Twitter has an estimated 120 million monthly visitors that use its social site. On Twitter, promoted tweets are a form of native advertising since they blend in with standard non-promoted tweets.
Using Twitter native advertising, you can reduce the amount of work required to build a huge following and promote important events, messages and updates.
Facebook has an estimated 1.4 billion monthly active users along with 936 million daily active users. On Facebook, native ads take the form of a sponsored post. This sponsored post can be used to grab your consumer’s attention and get them to take action.
Of course, if you properly engage your target audience, it will increase the likelihood that people will share and amplify your content on their own for free.
Facebook can also be used to build relationships and is an innovative way to gain access to the mobile platform.
Let’s not forget about all of those featured videos we frequently see on YouTube that are great opportunities to get video in front of customers. Few platforms have the ability to captivate an audience like YouTube. According to the site, YouTube has hundreds of millions of hours of video watched every day.
In this native advertising example, YouTube allows businesses to get their message in front of millions of people that have a greater potential of becoming customers.
Compared to the other services on this list, LinkedIn’s 414 million total users might seem small, but they make up for it with a strong business following and better targeting than most of their competitors.
LinkedIn says that 45% of its revenue is now being generated from native ads. “Ultimately, LinkedIn wants to be the place where professionals come to further their business goals, become better at their jobs,” said Russell Glass, LinkedIn Marketing Solutions Head of Products.

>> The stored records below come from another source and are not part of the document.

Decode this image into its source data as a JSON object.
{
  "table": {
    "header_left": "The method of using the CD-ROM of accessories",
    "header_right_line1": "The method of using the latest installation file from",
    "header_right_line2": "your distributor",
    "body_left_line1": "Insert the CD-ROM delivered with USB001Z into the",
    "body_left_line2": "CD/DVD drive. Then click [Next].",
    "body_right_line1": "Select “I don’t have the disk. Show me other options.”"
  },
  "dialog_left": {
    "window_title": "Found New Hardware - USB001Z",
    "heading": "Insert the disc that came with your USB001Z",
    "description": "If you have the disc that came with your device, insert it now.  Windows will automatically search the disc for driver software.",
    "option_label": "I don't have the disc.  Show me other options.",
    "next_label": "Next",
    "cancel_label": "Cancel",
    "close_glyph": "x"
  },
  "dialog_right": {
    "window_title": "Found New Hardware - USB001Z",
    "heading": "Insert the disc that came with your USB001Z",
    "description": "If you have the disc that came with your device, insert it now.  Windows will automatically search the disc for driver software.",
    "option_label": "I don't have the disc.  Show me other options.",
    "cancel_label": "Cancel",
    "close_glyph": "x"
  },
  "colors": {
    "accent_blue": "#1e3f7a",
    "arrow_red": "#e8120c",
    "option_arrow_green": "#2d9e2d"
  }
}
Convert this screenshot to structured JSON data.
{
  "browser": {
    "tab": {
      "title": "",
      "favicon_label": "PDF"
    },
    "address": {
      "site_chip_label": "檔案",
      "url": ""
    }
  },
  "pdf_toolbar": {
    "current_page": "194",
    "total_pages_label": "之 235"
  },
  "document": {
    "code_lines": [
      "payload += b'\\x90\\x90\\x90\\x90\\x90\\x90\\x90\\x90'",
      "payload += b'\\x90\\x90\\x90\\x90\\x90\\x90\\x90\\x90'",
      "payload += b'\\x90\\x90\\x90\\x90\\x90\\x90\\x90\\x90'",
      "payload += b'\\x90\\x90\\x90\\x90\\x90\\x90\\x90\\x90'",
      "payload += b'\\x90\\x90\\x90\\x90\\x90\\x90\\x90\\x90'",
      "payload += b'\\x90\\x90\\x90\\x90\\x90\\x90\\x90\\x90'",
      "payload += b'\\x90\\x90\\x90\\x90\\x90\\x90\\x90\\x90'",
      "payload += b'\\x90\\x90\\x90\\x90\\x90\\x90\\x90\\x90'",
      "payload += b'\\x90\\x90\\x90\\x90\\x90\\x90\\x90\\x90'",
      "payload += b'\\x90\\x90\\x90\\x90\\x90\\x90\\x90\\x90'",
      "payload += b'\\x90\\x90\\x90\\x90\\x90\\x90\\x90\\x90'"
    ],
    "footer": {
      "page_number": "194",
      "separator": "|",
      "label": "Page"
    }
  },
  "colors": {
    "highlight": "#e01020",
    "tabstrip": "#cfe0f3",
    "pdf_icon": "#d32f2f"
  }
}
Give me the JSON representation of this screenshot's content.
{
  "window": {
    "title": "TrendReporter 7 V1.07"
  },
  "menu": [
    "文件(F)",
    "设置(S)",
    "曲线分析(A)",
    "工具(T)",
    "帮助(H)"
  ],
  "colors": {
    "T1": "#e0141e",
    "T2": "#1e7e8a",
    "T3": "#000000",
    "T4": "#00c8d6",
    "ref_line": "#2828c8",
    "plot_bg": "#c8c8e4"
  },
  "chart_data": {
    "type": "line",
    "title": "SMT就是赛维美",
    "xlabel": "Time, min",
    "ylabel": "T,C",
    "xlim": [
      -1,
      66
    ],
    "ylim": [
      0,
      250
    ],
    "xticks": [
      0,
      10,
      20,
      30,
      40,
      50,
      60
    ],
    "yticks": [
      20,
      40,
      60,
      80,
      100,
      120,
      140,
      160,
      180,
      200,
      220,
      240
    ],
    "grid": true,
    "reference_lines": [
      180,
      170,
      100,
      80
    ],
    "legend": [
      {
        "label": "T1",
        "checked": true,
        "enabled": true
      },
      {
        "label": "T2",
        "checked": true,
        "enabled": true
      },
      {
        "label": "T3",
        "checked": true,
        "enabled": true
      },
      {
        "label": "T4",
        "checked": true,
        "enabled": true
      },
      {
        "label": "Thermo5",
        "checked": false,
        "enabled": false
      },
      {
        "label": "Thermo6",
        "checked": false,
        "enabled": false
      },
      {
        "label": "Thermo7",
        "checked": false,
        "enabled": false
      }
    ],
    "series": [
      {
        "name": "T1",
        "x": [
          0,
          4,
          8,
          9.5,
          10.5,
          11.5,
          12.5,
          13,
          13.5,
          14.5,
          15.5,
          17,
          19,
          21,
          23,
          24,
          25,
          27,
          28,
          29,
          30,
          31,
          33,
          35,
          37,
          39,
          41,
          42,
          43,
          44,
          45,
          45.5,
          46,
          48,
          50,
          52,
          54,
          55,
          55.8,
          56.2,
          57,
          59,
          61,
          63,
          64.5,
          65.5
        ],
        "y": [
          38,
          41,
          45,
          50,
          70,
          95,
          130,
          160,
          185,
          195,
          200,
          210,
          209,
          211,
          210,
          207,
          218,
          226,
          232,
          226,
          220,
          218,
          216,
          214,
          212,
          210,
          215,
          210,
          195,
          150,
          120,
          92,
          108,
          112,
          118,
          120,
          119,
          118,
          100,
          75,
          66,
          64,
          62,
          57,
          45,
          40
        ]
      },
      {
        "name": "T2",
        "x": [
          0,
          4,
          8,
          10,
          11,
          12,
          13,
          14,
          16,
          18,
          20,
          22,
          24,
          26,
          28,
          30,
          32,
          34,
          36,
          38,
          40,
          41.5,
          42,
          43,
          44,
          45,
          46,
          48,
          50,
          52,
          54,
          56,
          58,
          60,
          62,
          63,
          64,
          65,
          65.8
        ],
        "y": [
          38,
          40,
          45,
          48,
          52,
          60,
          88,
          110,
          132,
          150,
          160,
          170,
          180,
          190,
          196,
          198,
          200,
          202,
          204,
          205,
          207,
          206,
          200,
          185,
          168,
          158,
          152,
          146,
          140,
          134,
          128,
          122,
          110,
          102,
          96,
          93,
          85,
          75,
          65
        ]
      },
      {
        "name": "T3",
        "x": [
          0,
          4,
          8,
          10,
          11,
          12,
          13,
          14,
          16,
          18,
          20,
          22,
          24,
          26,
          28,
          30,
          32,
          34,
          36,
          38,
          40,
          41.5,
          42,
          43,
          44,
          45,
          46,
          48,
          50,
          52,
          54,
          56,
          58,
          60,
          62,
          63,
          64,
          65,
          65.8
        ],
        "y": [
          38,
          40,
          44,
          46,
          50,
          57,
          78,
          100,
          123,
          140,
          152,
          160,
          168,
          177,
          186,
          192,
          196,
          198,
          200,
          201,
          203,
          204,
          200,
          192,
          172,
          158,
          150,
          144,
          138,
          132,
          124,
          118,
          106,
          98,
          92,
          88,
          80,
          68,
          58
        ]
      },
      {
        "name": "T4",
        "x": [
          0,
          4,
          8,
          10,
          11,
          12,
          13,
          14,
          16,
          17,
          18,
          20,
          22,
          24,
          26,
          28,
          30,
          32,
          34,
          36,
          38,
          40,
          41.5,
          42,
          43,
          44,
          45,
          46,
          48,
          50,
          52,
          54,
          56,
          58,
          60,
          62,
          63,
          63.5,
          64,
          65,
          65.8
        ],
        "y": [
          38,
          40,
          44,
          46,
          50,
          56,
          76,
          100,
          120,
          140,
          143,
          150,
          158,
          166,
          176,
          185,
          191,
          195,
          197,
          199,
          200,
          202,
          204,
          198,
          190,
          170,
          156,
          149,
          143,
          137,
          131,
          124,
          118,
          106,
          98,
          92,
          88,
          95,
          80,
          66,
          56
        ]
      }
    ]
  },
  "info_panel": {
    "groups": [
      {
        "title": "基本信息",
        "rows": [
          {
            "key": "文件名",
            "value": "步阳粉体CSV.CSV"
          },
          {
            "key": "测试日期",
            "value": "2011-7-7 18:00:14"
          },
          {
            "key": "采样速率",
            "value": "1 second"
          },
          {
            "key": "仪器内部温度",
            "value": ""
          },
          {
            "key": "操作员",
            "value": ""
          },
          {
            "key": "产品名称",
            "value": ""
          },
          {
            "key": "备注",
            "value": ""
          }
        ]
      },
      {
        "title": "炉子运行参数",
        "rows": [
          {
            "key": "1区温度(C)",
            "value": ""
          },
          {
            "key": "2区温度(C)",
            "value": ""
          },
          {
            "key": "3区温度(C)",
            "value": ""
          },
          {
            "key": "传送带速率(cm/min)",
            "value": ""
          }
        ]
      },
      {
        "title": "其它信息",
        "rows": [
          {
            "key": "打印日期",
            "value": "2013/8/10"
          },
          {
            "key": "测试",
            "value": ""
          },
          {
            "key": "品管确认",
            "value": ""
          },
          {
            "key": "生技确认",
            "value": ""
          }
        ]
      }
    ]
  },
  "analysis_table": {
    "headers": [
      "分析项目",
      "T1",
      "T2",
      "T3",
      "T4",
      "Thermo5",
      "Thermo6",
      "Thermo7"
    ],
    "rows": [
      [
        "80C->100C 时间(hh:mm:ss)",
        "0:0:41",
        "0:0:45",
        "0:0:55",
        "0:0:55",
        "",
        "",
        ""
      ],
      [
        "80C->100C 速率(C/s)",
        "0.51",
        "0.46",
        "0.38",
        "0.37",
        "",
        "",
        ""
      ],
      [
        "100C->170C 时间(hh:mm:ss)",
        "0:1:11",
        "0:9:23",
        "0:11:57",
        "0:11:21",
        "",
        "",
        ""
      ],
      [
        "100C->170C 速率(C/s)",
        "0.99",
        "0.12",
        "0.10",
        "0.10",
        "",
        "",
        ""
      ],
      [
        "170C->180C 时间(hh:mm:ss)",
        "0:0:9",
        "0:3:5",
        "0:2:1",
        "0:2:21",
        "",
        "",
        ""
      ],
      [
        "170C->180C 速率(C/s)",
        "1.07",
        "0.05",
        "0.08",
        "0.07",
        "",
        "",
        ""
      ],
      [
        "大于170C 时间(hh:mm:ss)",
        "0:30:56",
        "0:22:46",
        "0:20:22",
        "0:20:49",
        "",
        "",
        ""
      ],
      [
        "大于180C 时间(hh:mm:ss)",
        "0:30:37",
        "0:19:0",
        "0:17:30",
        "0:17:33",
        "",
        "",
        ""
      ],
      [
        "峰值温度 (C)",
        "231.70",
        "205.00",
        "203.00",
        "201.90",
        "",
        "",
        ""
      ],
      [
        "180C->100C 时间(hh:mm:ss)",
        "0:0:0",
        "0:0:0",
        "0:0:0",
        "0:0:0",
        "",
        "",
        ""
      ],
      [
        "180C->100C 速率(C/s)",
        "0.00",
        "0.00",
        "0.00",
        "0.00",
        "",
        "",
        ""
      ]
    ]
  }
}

“Content and thought leadership as well as consumption is a critical part of those goals. It’s a place professionals are coming to accomplish those goals and also where companies that want to get more promotion can do so.”
In-Feed Native Ads
In-feed native ads are the most common form of native advertising—primarily because of their “mobile-first” approach and ability to drive users to advertisers’ owned media properties.
As the name suggests, in-feed ads are located within a website’s standard content stream, and are generally found on publisher content and news aggregation sites.
While a relatively new invention, in-feed native ads have proven themselves as a solution for advertisers to deliver branded content to users without disrupting their user experience—all while exponentially increasing user engagement. Programmatic in-feed native advertising campaigns don’t just crop up on one platform, such as Facebook or Twitter, but across hundreds or even thousands of relevant publishers, depending on the (Demand Side Platform) DSP a brand or agency chooses. For example, StackAdapt’s platform can deliver in-feed native ads across 50,000+ publishers.
These are just a few examples of native ads that are available to help you distribute your content more effectively. Always remember to match the editorial and design style of the site in order to get the best results.